*** Block opens ***

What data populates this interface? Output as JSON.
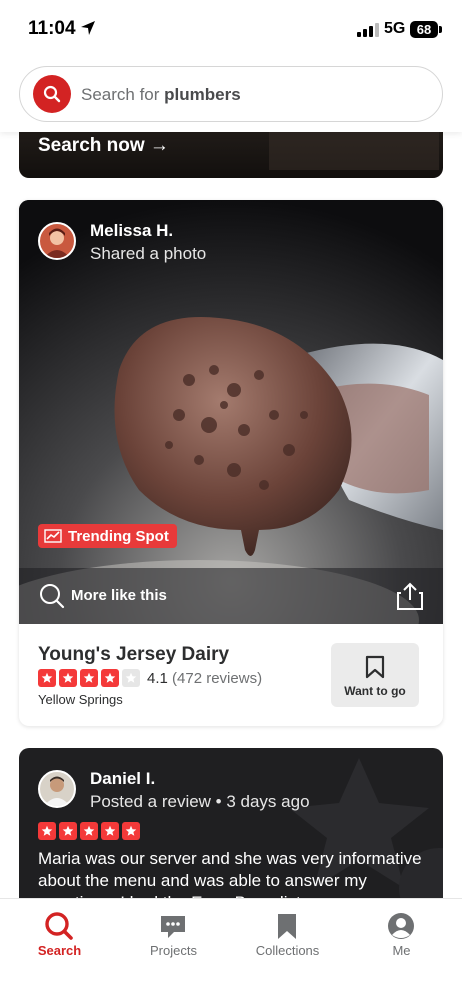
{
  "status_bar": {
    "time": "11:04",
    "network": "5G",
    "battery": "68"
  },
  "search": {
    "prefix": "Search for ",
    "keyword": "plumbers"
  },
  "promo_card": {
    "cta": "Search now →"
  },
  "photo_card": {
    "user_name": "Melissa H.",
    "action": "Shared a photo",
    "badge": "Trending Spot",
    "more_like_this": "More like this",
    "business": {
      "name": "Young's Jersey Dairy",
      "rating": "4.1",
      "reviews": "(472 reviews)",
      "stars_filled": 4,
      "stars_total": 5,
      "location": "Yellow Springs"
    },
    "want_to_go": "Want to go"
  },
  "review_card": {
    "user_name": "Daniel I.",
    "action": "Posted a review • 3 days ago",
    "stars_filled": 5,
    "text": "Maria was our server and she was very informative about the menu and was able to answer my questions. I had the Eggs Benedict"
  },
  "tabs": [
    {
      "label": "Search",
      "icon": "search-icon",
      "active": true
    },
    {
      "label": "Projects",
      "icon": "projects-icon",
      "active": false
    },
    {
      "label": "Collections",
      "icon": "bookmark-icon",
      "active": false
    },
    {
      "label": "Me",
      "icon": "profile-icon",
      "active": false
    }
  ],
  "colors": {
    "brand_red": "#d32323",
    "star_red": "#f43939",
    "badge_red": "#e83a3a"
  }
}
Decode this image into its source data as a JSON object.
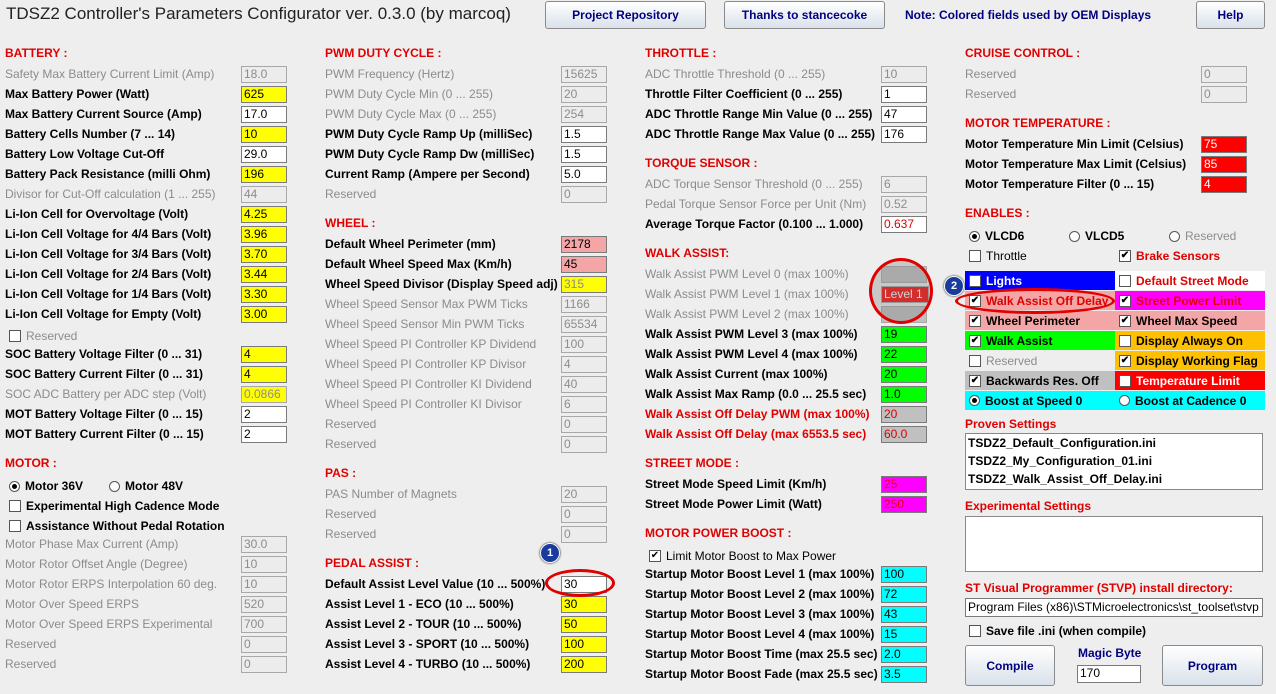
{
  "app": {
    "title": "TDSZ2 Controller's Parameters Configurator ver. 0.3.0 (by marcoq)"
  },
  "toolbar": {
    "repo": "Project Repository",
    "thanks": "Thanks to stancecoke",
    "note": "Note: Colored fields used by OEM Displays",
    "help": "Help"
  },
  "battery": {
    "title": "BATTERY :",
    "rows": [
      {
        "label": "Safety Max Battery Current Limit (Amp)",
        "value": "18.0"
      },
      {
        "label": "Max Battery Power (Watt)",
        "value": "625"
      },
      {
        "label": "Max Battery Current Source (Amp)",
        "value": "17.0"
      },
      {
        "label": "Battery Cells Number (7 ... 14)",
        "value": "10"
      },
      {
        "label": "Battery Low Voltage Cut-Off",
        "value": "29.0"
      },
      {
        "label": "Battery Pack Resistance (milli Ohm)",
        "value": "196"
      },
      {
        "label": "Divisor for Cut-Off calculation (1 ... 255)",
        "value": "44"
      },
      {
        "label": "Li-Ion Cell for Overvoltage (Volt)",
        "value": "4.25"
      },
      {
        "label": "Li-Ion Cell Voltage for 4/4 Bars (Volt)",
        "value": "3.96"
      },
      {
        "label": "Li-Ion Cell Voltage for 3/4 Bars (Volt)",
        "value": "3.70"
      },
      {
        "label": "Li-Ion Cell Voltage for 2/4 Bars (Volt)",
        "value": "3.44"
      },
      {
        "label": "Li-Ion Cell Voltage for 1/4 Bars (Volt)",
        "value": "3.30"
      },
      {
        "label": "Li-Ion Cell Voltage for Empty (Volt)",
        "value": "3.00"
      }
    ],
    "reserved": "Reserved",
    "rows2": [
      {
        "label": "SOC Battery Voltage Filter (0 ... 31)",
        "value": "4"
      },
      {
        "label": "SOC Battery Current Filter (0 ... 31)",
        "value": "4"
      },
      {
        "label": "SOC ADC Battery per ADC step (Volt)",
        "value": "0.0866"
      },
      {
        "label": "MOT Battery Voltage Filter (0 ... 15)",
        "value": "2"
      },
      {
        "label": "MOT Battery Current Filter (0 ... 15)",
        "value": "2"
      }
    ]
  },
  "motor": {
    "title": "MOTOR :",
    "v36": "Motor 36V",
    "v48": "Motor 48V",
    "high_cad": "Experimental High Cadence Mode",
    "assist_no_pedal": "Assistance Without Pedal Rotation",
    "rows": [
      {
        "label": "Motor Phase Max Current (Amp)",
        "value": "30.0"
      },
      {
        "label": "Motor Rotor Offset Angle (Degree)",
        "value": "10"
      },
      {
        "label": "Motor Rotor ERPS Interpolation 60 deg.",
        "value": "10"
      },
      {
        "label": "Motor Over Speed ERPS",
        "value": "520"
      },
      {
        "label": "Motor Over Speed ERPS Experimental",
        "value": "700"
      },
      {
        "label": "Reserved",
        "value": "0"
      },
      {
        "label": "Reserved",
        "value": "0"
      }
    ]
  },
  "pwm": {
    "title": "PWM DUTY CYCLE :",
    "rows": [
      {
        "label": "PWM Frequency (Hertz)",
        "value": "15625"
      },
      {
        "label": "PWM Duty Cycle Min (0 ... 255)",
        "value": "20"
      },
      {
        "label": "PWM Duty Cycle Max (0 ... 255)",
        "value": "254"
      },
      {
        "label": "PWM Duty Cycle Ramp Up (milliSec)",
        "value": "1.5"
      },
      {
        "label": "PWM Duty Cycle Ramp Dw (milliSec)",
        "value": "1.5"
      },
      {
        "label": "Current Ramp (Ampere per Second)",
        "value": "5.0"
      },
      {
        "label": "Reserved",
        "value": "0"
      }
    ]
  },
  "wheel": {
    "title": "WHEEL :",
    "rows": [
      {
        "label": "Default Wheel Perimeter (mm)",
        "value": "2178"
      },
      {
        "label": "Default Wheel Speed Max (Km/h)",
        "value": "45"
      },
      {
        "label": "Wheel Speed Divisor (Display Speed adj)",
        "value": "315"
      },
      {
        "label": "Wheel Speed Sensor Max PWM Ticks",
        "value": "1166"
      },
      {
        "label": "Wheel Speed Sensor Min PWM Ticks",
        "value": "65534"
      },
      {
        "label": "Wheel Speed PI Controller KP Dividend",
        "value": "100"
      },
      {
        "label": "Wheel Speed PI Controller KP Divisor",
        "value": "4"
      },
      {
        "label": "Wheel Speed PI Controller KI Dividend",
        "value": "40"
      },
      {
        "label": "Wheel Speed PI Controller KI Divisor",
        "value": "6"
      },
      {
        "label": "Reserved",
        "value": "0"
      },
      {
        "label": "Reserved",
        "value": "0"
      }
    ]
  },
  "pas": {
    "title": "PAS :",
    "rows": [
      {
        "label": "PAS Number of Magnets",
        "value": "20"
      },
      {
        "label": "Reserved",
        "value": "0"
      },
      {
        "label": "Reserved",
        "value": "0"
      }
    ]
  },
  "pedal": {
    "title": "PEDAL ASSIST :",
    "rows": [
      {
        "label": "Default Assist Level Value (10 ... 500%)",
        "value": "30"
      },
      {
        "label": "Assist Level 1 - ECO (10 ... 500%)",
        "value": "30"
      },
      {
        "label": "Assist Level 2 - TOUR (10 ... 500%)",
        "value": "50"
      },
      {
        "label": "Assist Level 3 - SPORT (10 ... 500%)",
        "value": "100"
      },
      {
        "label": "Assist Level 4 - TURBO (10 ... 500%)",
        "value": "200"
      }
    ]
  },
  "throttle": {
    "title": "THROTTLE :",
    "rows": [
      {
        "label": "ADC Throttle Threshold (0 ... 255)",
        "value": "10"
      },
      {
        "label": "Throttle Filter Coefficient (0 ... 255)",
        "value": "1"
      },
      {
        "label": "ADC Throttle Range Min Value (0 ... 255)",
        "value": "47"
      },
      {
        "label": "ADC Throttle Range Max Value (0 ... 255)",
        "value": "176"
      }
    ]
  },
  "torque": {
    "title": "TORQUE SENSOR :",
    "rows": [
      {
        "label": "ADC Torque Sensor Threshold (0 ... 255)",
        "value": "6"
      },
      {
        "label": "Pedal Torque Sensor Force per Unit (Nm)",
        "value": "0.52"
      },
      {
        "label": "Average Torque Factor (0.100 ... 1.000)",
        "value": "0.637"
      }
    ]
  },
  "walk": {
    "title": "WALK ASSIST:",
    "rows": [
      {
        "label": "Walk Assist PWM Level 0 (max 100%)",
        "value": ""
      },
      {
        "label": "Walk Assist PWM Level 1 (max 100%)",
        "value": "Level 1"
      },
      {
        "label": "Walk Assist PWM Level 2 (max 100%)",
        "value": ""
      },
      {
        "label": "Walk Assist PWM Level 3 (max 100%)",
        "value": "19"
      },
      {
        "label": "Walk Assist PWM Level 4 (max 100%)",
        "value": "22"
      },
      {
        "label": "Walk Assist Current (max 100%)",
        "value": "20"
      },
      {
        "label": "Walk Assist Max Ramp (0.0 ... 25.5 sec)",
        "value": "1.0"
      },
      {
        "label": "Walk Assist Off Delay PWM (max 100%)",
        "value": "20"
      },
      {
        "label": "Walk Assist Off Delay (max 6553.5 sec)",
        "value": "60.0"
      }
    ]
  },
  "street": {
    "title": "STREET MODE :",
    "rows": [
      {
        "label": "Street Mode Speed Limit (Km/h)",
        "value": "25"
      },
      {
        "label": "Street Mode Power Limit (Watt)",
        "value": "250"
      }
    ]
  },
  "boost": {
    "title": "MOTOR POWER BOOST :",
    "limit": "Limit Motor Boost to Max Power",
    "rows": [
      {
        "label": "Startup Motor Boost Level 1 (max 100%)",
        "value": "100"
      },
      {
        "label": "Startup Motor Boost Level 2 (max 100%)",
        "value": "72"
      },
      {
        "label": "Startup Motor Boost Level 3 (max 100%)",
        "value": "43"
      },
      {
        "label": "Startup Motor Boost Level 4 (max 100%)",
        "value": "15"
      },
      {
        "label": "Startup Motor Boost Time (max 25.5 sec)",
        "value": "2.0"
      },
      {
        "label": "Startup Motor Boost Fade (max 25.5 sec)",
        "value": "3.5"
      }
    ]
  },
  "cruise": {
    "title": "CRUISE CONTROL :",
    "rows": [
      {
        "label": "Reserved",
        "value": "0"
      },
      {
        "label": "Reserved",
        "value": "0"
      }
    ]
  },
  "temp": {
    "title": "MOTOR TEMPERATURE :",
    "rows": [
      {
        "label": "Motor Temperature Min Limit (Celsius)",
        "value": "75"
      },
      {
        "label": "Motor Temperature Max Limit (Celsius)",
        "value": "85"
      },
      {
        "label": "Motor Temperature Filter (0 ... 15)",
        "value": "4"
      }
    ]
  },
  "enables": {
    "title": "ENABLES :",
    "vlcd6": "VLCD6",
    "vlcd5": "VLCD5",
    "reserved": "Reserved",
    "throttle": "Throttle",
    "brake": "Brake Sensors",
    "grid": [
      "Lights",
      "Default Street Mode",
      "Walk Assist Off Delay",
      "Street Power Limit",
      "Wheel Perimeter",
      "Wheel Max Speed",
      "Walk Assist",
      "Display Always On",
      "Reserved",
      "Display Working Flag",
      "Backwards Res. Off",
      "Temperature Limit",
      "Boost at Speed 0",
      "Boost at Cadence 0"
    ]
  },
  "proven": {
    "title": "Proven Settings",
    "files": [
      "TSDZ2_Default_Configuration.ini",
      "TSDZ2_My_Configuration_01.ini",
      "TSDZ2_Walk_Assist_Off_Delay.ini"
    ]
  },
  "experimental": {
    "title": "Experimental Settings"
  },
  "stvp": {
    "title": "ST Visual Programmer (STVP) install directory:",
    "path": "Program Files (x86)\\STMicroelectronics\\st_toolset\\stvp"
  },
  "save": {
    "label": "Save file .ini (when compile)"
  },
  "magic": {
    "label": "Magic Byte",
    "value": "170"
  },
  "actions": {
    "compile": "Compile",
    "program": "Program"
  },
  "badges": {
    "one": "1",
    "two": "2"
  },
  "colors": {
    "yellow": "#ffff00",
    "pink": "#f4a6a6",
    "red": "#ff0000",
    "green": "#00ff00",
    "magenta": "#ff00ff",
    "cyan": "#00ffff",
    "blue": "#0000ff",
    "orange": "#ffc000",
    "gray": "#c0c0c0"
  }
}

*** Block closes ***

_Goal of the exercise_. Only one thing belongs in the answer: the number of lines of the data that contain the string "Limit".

_Expected answer_. 8